§ **TASK PROMPT**:
Find all lines in the records that include the word "sweater", and copy them out.

• • • • • • •

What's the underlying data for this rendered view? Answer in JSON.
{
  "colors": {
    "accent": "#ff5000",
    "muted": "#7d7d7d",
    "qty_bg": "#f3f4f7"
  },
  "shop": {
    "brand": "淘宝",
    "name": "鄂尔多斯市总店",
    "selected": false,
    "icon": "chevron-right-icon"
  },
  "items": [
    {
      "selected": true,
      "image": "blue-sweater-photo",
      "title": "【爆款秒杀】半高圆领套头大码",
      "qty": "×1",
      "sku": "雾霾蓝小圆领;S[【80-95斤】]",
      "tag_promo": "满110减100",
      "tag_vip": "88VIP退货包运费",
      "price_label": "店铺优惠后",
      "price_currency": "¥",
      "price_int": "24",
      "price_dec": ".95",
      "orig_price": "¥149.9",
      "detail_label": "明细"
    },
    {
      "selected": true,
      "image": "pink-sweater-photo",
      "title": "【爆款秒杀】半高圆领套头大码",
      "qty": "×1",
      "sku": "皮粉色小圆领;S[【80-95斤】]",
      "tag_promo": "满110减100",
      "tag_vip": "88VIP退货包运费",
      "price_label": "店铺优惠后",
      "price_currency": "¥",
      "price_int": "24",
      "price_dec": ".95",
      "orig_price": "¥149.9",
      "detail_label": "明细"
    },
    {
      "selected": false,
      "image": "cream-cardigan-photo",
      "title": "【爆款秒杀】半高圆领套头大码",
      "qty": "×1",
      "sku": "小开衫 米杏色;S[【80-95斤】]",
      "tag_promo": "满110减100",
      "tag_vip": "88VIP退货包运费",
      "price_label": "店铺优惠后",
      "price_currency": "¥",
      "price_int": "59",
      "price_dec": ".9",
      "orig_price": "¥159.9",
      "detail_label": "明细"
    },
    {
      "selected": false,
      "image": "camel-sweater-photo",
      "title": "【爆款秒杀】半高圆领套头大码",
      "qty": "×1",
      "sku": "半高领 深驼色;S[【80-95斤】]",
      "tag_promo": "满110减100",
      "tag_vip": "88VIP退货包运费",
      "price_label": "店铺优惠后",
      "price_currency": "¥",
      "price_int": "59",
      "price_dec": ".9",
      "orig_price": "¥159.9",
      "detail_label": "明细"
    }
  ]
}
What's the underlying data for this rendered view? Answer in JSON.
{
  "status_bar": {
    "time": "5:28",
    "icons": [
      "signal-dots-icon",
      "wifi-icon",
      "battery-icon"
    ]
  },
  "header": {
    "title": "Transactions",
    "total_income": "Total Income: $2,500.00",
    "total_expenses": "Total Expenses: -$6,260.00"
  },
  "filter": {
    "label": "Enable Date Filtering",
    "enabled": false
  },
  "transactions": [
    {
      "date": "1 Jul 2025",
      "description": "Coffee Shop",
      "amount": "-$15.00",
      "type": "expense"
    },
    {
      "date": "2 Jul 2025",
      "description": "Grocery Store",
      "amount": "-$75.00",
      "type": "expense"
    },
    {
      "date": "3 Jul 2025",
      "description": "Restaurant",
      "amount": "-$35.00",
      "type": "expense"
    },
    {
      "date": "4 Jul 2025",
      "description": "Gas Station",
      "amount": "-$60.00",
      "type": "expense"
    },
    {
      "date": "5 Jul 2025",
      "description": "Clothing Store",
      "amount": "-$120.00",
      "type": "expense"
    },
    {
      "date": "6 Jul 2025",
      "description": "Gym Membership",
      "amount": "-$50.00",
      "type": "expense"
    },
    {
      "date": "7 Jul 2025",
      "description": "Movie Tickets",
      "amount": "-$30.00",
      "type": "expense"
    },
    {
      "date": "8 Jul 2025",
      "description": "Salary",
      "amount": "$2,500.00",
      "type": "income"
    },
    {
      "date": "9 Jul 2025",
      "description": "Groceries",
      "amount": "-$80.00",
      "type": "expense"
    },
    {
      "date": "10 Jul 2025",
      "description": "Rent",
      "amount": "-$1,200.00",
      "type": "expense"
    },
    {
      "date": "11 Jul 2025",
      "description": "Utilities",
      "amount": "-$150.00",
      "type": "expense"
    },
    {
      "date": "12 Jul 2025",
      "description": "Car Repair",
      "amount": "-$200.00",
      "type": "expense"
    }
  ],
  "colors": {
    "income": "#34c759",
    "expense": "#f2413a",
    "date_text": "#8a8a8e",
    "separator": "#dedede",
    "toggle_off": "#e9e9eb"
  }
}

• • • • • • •

§ **SOLUTION**:
      "image": "blue-sweater-photo",
      "image": "pink-sweater-photo",
      "image": "camel-sweater-photo",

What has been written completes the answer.